Data extract section start

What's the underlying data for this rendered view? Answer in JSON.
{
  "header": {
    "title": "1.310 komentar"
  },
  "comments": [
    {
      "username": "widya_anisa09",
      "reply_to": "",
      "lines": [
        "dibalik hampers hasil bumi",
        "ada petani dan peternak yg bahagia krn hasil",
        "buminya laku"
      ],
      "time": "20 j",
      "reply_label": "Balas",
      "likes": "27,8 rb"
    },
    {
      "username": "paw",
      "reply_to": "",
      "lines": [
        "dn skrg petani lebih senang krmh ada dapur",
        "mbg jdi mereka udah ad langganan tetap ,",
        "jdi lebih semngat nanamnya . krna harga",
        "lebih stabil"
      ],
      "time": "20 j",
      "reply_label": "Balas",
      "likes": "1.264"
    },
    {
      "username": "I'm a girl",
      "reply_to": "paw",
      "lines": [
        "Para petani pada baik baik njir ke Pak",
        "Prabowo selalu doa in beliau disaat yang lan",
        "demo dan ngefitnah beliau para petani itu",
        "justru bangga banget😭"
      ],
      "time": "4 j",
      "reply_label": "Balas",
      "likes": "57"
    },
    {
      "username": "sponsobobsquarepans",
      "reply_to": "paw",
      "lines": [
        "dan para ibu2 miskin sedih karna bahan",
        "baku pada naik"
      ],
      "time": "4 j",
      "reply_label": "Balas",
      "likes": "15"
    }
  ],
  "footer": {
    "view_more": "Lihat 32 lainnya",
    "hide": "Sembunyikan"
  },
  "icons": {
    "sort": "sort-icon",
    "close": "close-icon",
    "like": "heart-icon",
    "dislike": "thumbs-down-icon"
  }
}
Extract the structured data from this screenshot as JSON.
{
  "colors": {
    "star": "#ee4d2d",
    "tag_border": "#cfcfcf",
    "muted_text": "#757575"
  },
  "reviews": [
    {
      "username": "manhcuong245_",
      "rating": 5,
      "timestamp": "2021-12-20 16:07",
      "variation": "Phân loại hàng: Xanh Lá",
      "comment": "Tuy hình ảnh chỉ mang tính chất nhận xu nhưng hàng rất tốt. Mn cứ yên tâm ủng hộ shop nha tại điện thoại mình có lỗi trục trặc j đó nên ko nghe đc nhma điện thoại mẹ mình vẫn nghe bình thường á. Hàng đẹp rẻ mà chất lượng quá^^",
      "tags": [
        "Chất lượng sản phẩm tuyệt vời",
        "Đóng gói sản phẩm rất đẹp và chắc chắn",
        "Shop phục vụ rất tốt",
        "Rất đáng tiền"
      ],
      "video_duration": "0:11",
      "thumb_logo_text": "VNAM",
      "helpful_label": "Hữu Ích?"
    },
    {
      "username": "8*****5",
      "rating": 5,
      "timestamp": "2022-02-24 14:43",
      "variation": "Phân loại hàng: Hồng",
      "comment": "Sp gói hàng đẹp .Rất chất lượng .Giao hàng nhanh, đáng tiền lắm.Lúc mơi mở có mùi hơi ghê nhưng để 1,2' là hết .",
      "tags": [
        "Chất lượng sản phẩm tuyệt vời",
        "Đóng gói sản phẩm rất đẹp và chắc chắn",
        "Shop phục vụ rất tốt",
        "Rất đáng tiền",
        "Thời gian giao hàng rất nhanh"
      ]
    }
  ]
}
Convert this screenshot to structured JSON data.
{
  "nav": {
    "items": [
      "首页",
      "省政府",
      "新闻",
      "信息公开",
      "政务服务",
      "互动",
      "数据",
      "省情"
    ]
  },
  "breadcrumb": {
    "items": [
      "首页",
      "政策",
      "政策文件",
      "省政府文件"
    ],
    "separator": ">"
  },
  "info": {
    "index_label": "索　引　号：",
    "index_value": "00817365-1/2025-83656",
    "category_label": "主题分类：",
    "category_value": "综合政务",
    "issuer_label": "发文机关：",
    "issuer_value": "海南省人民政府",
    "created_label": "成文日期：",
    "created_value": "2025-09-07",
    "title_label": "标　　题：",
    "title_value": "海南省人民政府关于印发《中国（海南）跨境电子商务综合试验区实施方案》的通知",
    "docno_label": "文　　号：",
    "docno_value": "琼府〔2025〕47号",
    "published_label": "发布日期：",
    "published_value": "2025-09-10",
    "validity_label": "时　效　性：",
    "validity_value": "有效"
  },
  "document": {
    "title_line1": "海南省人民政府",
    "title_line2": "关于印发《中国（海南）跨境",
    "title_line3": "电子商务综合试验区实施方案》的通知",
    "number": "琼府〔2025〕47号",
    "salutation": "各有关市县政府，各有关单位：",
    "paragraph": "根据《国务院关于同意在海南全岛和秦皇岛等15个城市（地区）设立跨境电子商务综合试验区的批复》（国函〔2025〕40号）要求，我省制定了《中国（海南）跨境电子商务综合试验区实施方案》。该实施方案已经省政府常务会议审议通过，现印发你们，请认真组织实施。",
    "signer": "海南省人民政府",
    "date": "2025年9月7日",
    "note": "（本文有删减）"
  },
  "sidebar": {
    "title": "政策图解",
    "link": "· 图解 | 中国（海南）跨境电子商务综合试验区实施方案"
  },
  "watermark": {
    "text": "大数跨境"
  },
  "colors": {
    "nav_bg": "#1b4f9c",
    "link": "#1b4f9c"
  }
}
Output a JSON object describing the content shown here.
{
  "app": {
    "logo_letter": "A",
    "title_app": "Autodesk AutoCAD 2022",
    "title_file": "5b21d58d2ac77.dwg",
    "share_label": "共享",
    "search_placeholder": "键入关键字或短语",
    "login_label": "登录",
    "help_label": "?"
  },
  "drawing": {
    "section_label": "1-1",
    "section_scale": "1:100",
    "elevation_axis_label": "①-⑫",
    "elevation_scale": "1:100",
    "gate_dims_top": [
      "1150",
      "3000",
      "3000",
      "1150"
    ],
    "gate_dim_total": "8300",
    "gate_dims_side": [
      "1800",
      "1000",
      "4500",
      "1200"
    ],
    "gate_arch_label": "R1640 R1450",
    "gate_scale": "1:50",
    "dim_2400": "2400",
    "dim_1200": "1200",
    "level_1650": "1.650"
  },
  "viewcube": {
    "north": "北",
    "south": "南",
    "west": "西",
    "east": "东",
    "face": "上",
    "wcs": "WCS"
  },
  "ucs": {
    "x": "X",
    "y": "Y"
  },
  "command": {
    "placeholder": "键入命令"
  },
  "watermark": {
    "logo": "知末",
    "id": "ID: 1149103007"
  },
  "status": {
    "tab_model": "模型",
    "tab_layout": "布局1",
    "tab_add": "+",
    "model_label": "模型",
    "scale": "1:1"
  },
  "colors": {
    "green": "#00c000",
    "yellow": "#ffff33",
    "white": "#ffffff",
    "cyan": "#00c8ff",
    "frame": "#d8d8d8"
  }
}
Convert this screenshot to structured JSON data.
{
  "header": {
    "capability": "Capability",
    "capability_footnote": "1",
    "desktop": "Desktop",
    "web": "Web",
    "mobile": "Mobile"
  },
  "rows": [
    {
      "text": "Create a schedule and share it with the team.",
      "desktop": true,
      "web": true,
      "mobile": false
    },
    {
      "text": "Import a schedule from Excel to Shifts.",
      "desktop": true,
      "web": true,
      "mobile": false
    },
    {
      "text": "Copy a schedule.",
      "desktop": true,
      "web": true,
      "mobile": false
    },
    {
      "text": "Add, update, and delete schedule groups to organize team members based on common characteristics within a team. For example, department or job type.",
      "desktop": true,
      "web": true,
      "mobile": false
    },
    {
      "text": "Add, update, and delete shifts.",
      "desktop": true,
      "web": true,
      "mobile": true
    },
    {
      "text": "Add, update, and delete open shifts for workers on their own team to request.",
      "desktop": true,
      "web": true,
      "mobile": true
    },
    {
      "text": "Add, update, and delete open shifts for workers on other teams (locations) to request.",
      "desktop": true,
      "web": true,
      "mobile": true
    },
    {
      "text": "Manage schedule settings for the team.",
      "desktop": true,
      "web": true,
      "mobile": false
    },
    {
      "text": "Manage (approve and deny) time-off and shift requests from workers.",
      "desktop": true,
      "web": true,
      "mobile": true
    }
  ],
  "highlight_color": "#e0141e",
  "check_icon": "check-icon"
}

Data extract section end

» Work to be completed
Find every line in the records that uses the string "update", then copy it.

» Problem solution
      "text": "Add, update, and delete schedule groups to organize team members based on common characteristics within a team. For example, department or job type.",
      "text": "Add, update, and delete shifts.",
      "text": "Add, update, and delete open shifts for workers on their own team to request.",
      "text": "Add, update, and delete open shifts for workers on other teams (locations) to request.",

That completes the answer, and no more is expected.